Reproduce the entries that follow exactly, dropping each image.

..............................

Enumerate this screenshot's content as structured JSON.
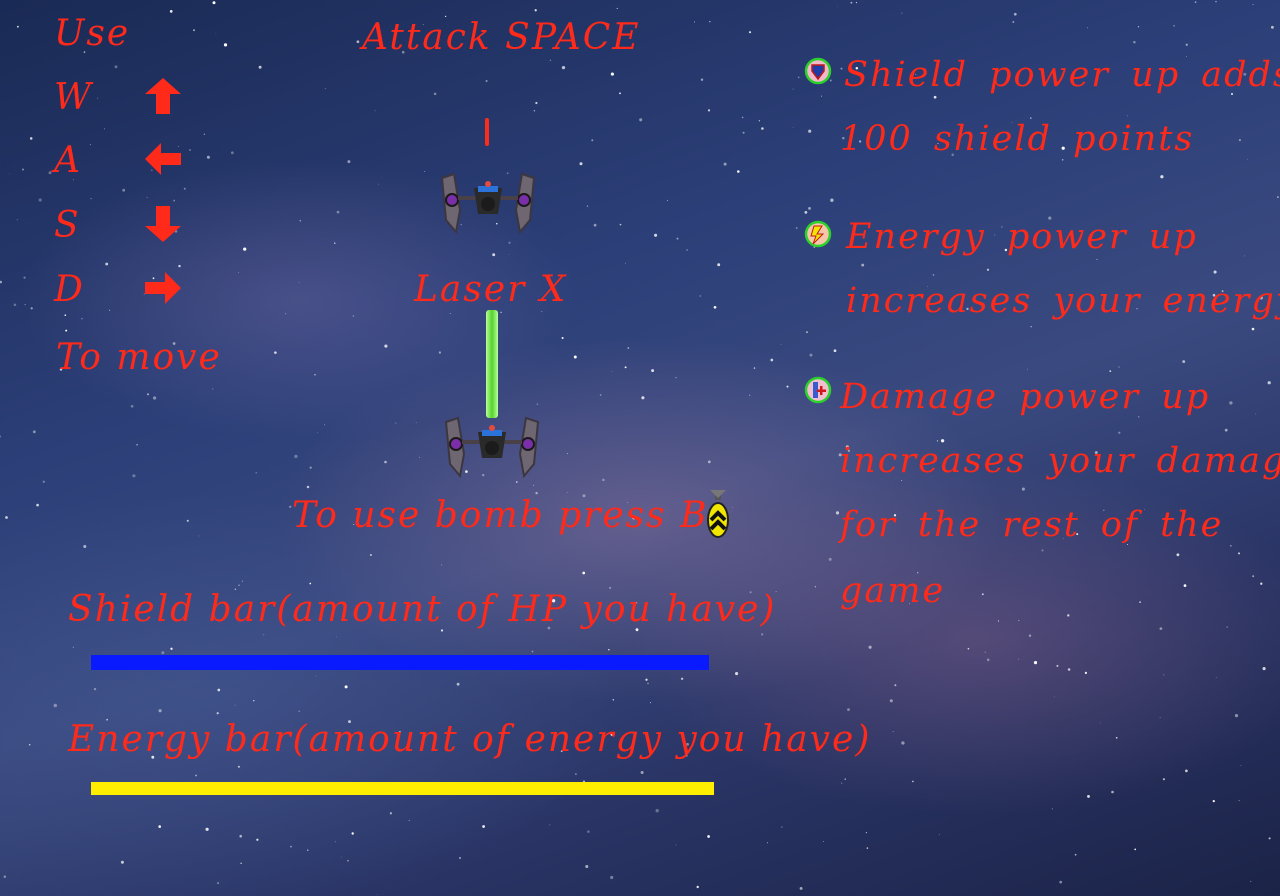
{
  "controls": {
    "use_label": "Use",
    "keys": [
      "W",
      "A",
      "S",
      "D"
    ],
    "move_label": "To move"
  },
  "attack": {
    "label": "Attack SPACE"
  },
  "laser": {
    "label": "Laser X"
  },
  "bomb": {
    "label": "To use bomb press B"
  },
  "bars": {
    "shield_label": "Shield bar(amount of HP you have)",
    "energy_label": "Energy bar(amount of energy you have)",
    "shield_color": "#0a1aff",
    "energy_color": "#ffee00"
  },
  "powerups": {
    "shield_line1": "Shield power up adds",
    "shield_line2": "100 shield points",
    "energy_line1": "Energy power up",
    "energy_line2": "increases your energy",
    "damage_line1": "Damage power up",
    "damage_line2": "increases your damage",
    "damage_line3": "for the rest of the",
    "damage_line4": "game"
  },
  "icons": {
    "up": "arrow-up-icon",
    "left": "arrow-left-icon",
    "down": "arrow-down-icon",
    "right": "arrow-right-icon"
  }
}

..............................

*Written response:*
Enumerate this screenshot's content as structured JSON.
{
  "controls": {
    "use_label": "Use",
    "keys": [
      "W",
      "A",
      "S",
      "D"
    ],
    "move_label": "To move"
  },
  "attack": {
    "label": "Attack SPACE"
  },
  "laser": {
    "label": "Laser X"
  },
  "bomb": {
    "label": "To use bomb press B"
  },
  "bars": {
    "shield_label": "Shield bar(amount of HP you have)",
    "energy_label": "Energy bar(amount of energy you have)",
    "shield_color": "#0a1aff",
    "energy_color": "#ffee00"
  },
  "powerups": {
    "shield_line1": "Shield power up adds",
    "shield_line2": "100 shield points",
    "energy_line1": "Energy power up",
    "energy_line2": "increases your energy",
    "damage_line1": "Damage power up",
    "damage_line2": "increases your damage",
    "damage_line3": "for the rest of the",
    "damage_line4": "game"
  },
  "icons": {
    "up": "arrow-up-icon",
    "left": "arrow-left-icon",
    "down": "arrow-down-icon",
    "right": "arrow-right-icon"
  }
}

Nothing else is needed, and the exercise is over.